┌─ Exercise material

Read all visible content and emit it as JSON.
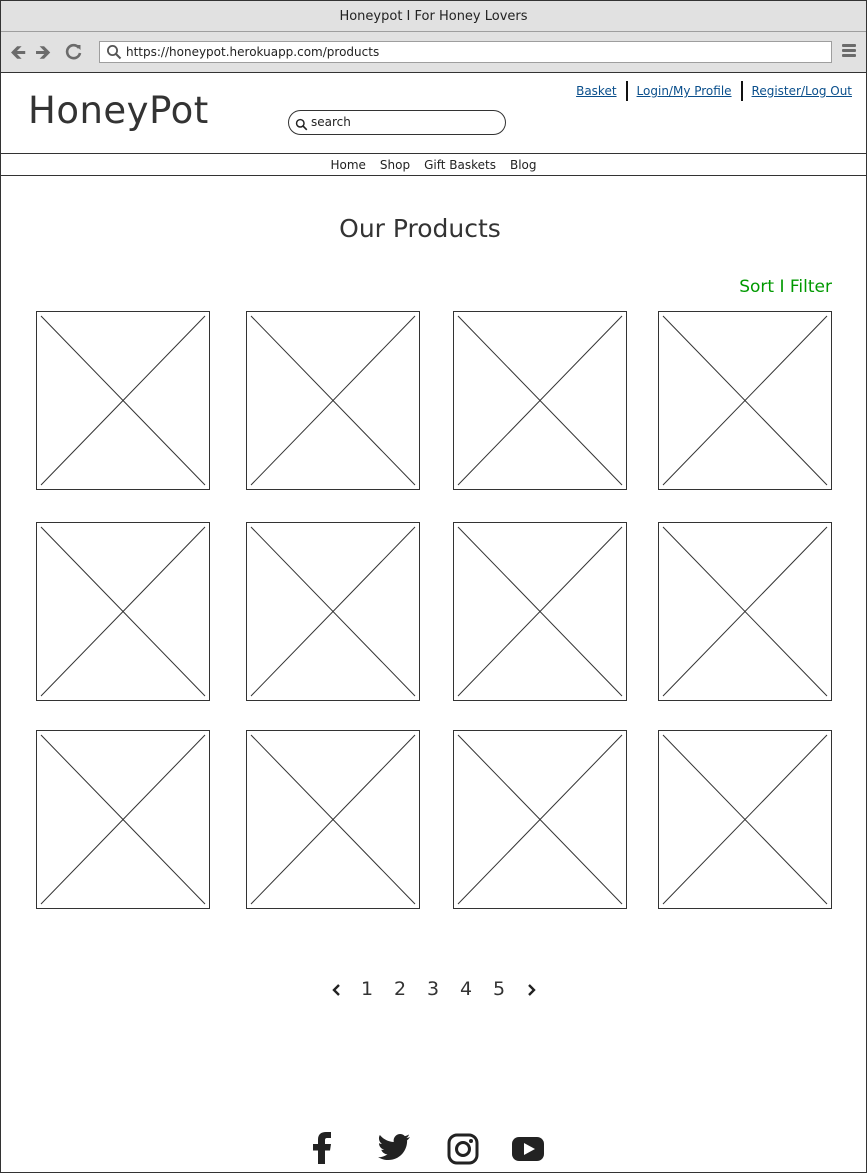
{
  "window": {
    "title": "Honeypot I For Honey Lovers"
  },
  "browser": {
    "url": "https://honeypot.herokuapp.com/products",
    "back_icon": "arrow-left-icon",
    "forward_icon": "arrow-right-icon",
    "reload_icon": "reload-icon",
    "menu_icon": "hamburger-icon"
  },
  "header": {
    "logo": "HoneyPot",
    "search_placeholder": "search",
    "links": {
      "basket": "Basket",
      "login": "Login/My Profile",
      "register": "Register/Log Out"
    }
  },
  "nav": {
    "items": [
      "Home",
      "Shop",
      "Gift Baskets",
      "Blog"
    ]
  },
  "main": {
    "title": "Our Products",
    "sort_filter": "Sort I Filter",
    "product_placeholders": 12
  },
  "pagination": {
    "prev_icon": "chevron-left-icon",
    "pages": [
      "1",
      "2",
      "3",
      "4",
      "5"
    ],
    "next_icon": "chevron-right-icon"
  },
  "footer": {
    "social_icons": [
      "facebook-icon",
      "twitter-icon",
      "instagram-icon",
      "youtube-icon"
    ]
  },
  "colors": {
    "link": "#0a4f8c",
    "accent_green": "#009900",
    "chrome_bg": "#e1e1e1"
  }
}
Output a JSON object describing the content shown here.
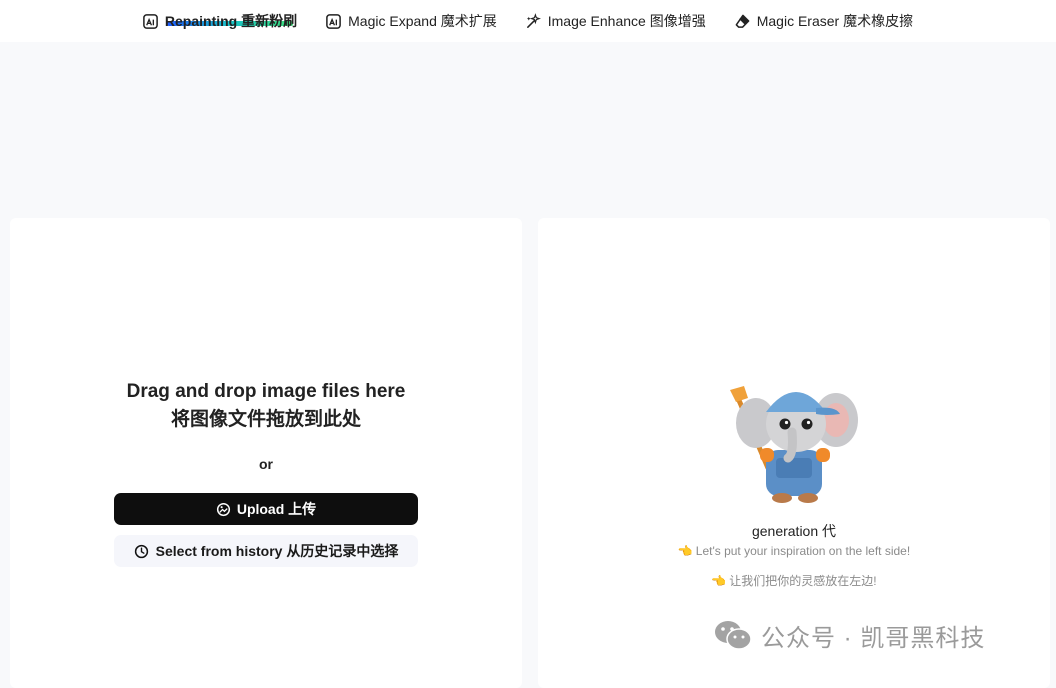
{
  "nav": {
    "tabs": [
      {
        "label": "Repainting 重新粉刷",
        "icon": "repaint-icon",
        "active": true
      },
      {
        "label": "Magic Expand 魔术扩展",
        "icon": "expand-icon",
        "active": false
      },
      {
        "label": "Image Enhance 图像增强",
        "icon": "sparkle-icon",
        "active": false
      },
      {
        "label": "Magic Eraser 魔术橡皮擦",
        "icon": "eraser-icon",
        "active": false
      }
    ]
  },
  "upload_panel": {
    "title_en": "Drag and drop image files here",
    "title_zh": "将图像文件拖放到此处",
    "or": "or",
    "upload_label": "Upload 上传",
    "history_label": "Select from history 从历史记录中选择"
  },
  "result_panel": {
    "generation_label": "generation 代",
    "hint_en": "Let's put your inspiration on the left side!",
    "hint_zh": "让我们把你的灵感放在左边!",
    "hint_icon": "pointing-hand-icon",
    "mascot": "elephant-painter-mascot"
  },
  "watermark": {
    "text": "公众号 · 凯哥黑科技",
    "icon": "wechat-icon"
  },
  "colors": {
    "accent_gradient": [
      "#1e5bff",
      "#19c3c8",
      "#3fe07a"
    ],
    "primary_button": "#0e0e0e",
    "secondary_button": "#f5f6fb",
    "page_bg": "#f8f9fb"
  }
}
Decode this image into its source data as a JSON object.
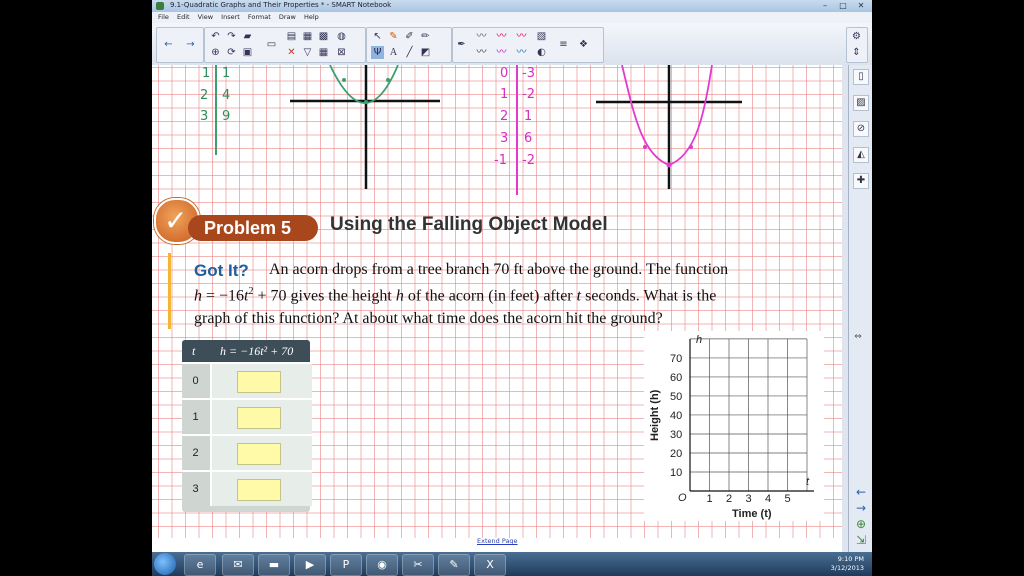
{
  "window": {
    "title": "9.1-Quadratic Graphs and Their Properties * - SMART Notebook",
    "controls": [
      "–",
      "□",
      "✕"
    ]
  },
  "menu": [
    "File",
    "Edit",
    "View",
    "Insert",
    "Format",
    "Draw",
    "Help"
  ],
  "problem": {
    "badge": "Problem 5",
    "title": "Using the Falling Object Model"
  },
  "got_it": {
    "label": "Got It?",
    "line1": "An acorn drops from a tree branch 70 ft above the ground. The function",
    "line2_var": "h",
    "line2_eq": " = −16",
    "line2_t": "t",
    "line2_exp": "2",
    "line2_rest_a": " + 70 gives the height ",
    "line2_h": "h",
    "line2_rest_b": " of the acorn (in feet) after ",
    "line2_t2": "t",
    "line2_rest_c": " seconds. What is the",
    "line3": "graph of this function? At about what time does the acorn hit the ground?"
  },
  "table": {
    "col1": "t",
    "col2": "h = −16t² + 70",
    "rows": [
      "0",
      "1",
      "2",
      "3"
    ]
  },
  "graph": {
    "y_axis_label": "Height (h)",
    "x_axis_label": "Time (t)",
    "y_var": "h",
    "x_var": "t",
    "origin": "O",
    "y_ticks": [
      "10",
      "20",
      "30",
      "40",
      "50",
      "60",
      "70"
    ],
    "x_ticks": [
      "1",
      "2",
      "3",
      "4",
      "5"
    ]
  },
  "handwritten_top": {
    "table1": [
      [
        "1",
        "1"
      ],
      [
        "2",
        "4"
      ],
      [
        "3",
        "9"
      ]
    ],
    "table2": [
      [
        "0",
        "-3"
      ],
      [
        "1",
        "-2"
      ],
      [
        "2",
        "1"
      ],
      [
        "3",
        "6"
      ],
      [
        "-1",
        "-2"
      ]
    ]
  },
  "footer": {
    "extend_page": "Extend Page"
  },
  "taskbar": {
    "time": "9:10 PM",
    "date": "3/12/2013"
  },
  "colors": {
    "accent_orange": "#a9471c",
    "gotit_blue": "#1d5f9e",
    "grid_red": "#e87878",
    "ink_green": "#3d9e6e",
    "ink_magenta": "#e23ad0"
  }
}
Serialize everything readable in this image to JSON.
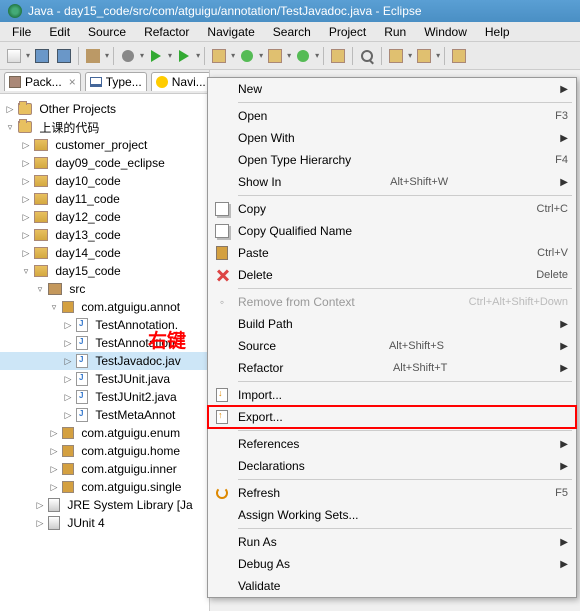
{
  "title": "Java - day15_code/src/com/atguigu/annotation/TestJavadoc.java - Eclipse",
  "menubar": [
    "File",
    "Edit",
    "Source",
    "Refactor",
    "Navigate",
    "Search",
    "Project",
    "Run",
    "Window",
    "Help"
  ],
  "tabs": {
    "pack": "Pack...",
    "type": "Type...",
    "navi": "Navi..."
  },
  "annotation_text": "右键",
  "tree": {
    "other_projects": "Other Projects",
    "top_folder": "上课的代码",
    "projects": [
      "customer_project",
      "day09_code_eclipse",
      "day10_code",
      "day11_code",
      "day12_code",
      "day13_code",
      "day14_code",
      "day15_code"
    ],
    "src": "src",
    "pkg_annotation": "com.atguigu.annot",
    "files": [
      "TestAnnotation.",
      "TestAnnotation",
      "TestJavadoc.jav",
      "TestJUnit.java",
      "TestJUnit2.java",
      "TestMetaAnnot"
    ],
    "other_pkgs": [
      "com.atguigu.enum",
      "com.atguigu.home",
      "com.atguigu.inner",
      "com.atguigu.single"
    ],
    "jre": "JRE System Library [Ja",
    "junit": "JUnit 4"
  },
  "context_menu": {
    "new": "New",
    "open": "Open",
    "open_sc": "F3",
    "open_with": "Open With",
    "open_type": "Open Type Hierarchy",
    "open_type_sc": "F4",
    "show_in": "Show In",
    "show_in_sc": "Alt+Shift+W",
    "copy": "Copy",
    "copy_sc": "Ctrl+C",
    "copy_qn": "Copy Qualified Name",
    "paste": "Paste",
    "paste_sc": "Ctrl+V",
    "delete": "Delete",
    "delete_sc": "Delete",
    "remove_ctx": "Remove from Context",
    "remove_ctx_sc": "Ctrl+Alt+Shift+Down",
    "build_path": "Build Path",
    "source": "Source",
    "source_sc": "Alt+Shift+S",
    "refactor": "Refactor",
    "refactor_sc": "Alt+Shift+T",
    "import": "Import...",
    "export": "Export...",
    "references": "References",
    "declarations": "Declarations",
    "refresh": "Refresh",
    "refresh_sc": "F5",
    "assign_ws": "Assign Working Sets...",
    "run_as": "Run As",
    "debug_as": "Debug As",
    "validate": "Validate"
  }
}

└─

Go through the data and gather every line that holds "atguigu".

  "title": "Java - day15_code/src/com/atguigu/annotation/TestJavadoc.java - Eclipse",
    "pkg_annotation": "com.atguigu.annot",
      "com.atguigu.enum",
      "com.atguigu.home",
      "com.atguigu.inner",
      "com.atguigu.single"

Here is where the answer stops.